The Supreme Court clarifies law on town and village greens10 July, 2014
The Supreme Court has rejected an appeal by an applicant to register playing fields in Whitby as a town or village green (‘TVG’). The land, owned by Scarborough Borough Council, was acquired in the 1950s to provide a recreational area connected with the provision of housing. The Inspector at the original Inquiry refused the application to register the land as a TVG on the basis that where land is maintained as a recreation ground open to the public pursuant to statutory powers (in this case section 12 of the Housing Act 1985), then the public use the land ‘by right’ rather than ‘as of right’. The application did not therefore satisfy the requirements of the Commons Act 2006.
The Supreme Court agreed: Lord Carnwath explained that there had been no intention to include land held by public authorities for general recreational use within the ambit of the original TVG legislation. He reasoned that no adverse inference can sensibly be drawn from a public authority’s failure to warn off users as trespassers, if it had validly and visibly committed land for public recreation.
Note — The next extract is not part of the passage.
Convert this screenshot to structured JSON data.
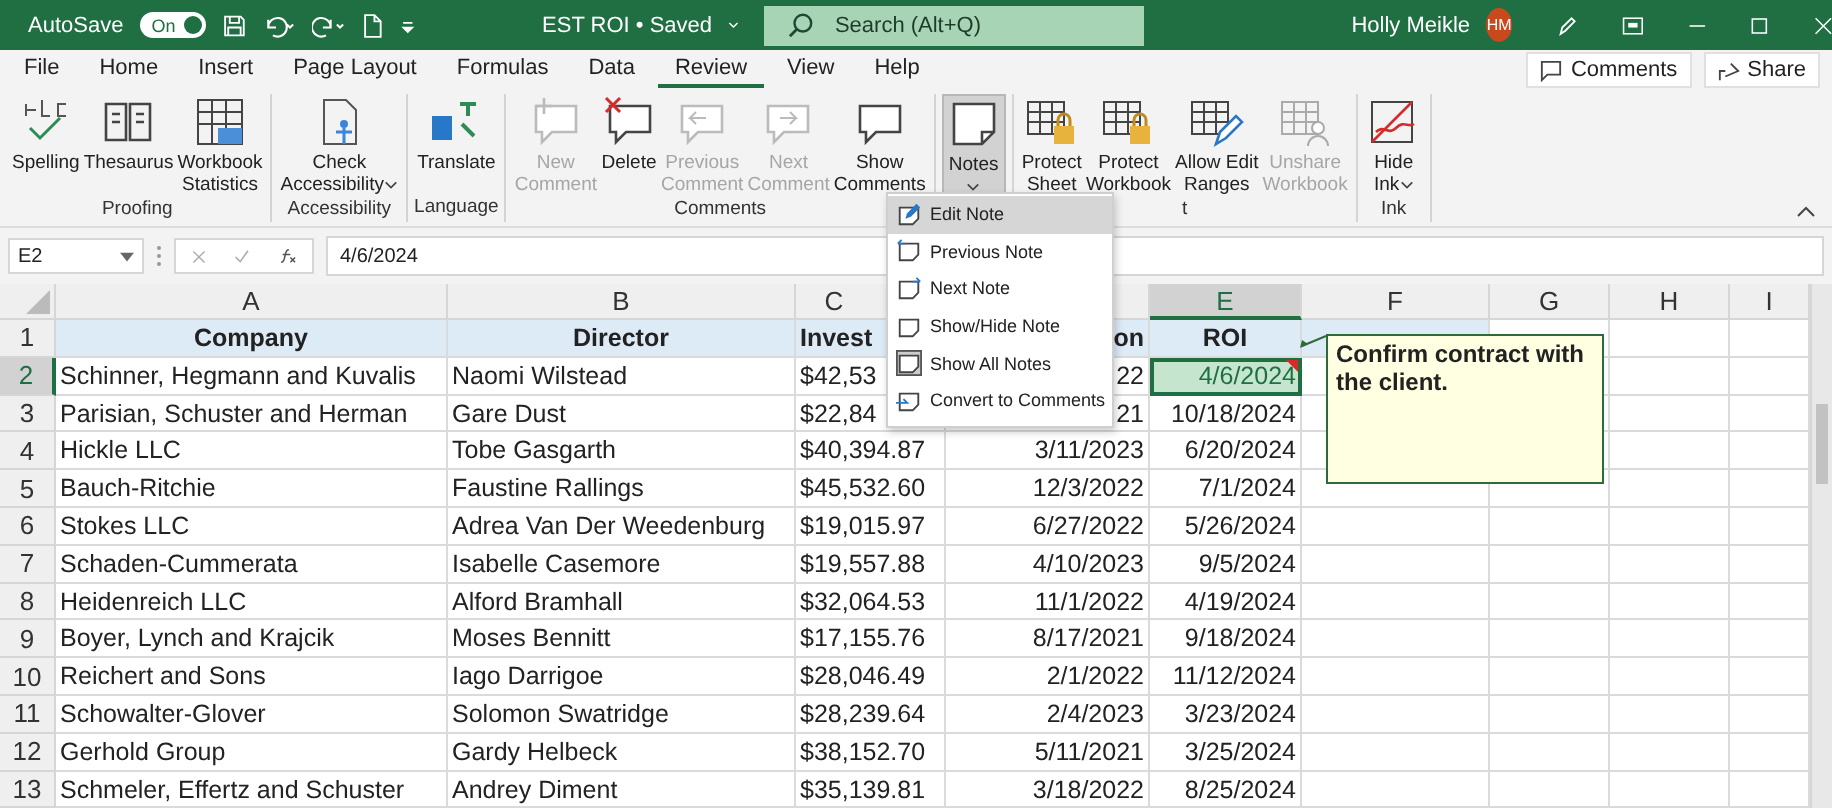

The decision does not mean that land in public ownership can never be subject to acquisition of village green rights but it does substantially narrow the ability to do so. As part of the judgment the Supreme Court distinguished and confirmed that the decision in Beresford (where recreational land provided by a public authority pursuant to section 3 of the New Towns Act 1965 was registered as a TVG) should no longer by relied on.